(From a Speech in the Legislature, 1829.) Doctor Franklin who in shrewdness, especially in all that related to domestic life, was never excelled, used to say that two movings were equal to one fire. And gentlemen, as if they were afraid that this besetting sin of republican governments, this rerum novarum lubido (to use a very homely phrase, but that comes pat to the purpose), this maggot of innovation, would cease to bite, are here gravely making provision that this Constitution, which we should consider as a remedy for all the ills of the body politic, may itself be amended or modified at any future time. Sir, I am against any such provision. I should as soon think of introducing into a marriage contract a provision for divorce, and thus poisoning the greatest blessing of mankind at its very source,-at its fountain-head. He has seen little, and has reflected less, who does not know that “necessity” is the great, powerful, governing principle of affairs here. Sir, I am not going into that question which puzzled Pandemonium,—the question of liberty and necessity,-
"Free will, fixed fate, foreknowledge absolute; ” but I do contend that necessity is one principal instrument of all the good that man enjoys. The happiness of the connubial union itself depends greatly on necessity, and when you touch this you touch the arch, the keystone of the arch, on which the happiness and well-being of society is founded. Look at the relation of master and slave (that opprobium, in the opinion of some gentlemen, to all civilized society and all free government). Sir, there are few situations in life where friendships so strong and so lasting are formed as in that very relation. The slave knows that he is bound indissolubly to his master, and inust, from necessity, remain always under his control.

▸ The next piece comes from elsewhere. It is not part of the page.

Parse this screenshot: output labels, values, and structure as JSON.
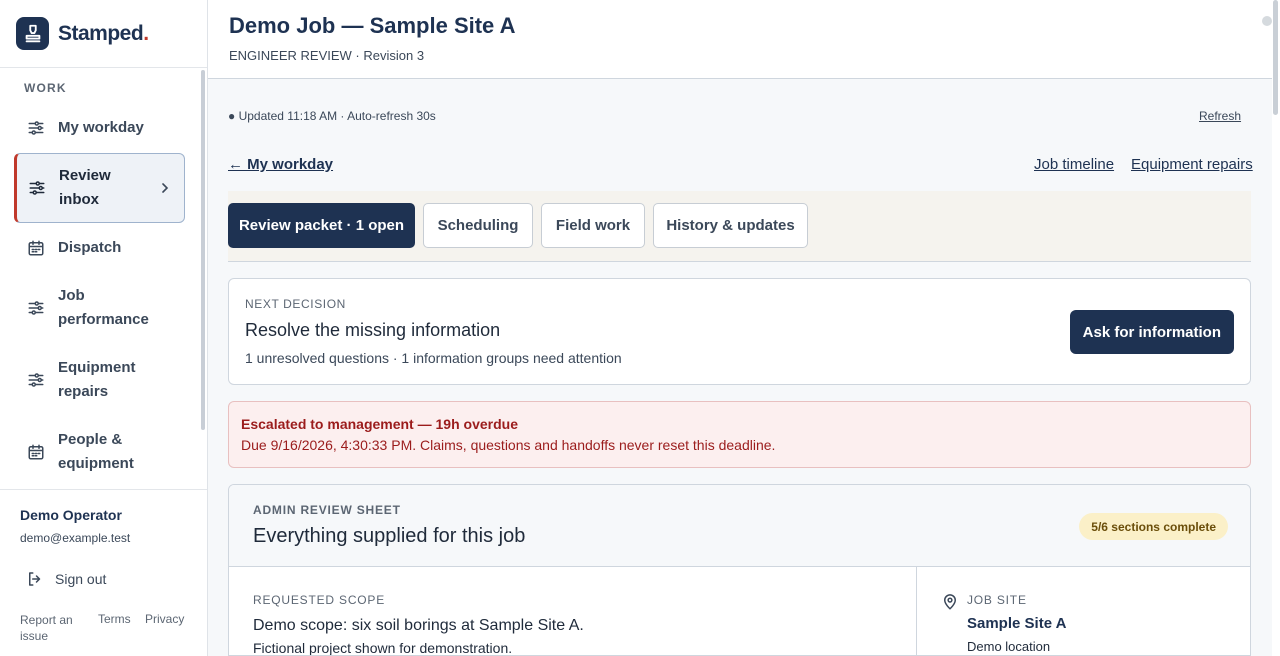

The master knows he is bound to maintain and provide always for his slave so long as he retains him in his possession. And each party accommodates himself to the situation. I have seen the dissolution of many friendships, --such, at least, as they were called; but I have seen that of master and slave endure so long as there remained a drop of blood of the master to which the slave could cleave.
Where is the necessity of this provision in the Constitution? Where is the use of it? Sir, what are we about? Have we not been undoing what the wiser heads—I must be permitted to say so-yes, Sir, what the wiser heads of our ancestors did more than half a century ago? Can any one believe that we, by any amendment of ours, by any of our scribbling on that parchment, by any amulet, by any legerdemain-charm-Abracadabra—of ours can prevent our sons from doing the same thing,—that is, from doing what they please, just as we are doing as we please? It is impossible. Who can bind posterity? When I hear gentlemen talk of making a Constitution for “all time,” and introducing provisions into it for "all time," and yet see men here who are older than the Constitution we are about to destroy (I am older myself than the present Constitution : it was established when I was a boy), it reminds me of the truces and the peaces of Europe. They always begin, “In the name of the most holy and undivided Trinity,” and go on to declare " there shall be perfect and perpetual peace and unity between the subjects of such and such potentates for all time to come ;
and in less than seven years they are at war again.
GEORGE TUCKER, a relative of St. George Tucker, was, like him, born in the Bermudas, and came to Virginia in 1787. He was reared and educated by St. George Tucker, and practiced law in Lynchburg. He served in the State Legislature and in Congress, and in 1825 he was elected professor of Moral Philosophy and Political Economy in the University of Virginia, a position which he filled for twenty years. His novel,“ Valley of the Shenandoah,” was reprinted in England and translated into German.